Problem: Every record below should be printed again exactly, with its pictures removed.

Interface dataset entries
━━━━━━━━━━━━━━━━━━━━━━━━━━━━━━

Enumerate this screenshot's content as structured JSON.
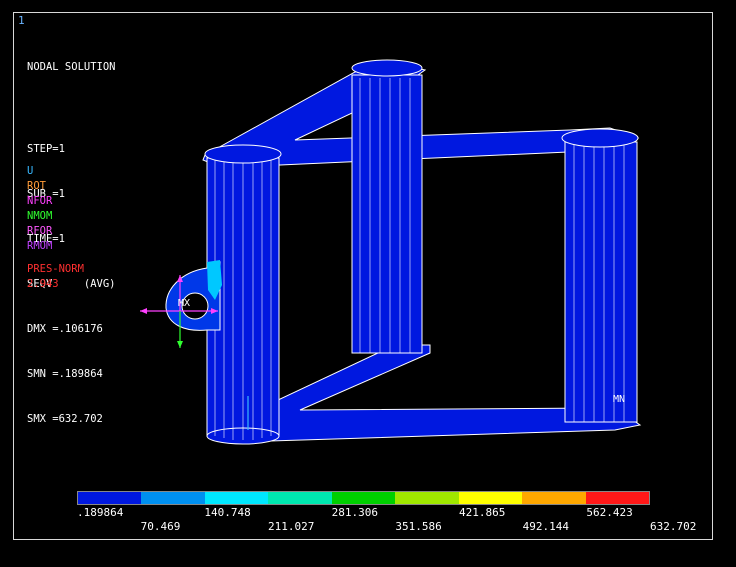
{
  "window_number": "1",
  "info": {
    "title": "NODAL SOLUTION",
    "step": "STEP=1",
    "sub": "SUB =1",
    "time": "TIME=1",
    "result": "SEQV     (AVG)",
    "dmx": "DMX =.106176",
    "smn": "SMN =.189864",
    "smx": "SMX =632.702"
  },
  "symbols": {
    "u": "U",
    "rot": "ROT",
    "nfor": "NFOR",
    "nmom": "NMOM",
    "rfor": "RFOR",
    "rmom": "RMOM",
    "pres_label": "PRES-NORM",
    "pres_value": "2.943"
  },
  "symbol_colors": {
    "u": "#38b8ff",
    "rot": "#ff9c38",
    "nfor": "#ff40ff",
    "nmom": "#30ff30",
    "rfor": "#ff58ff",
    "rmom": "#c040ff",
    "pres": "#ff3030"
  },
  "markers": {
    "mx": "MX",
    "mn": "MN"
  },
  "colorbar": {
    "colors": [
      "#0018e0",
      "#0090f0",
      "#00e8ff",
      "#00e8b0",
      "#00d000",
      "#a0e800",
      "#ffff00",
      "#ffa800",
      "#ff1818"
    ],
    "labels_top": [
      ".189864",
      "140.748",
      "281.306",
      "421.865",
      "562.423"
    ],
    "labels_bottom": [
      "70.469",
      "211.027",
      "351.586",
      "492.144",
      "632.702"
    ]
  }
}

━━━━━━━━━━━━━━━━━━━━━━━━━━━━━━

Response box:
Enumerate this screenshot's content as structured JSON.
{
  "window_number": "1",
  "info": {
    "title": "NODAL SOLUTION",
    "step": "STEP=1",
    "sub": "SUB =1",
    "time": "TIME=1",
    "result": "SEQV     (AVG)",
    "dmx": "DMX =.106176",
    "smn": "SMN =.189864",
    "smx": "SMX =632.702"
  },
  "symbols": {
    "u": "U",
    "rot": "ROT",
    "nfor": "NFOR",
    "nmom": "NMOM",
    "rfor": "RFOR",
    "rmom": "RMOM",
    "pres_label": "PRES-NORM",
    "pres_value": "2.943"
  },
  "symbol_colors": {
    "u": "#38b8ff",
    "rot": "#ff9c38",
    "nfor": "#ff40ff",
    "nmom": "#30ff30",
    "rfor": "#ff58ff",
    "rmom": "#c040ff",
    "pres": "#ff3030"
  },
  "markers": {
    "mx": "MX",
    "mn": "MN"
  },
  "colorbar": {
    "colors": [
      "#0018e0",
      "#0090f0",
      "#00e8ff",
      "#00e8b0",
      "#00d000",
      "#a0e800",
      "#ffff00",
      "#ffa800",
      "#ff1818"
    ],
    "labels_top": [
      ".189864",
      "140.748",
      "281.306",
      "421.865",
      "562.423"
    ],
    "labels_bottom": [
      "70.469",
      "211.027",
      "351.586",
      "492.144",
      "632.702"
    ]
  }
}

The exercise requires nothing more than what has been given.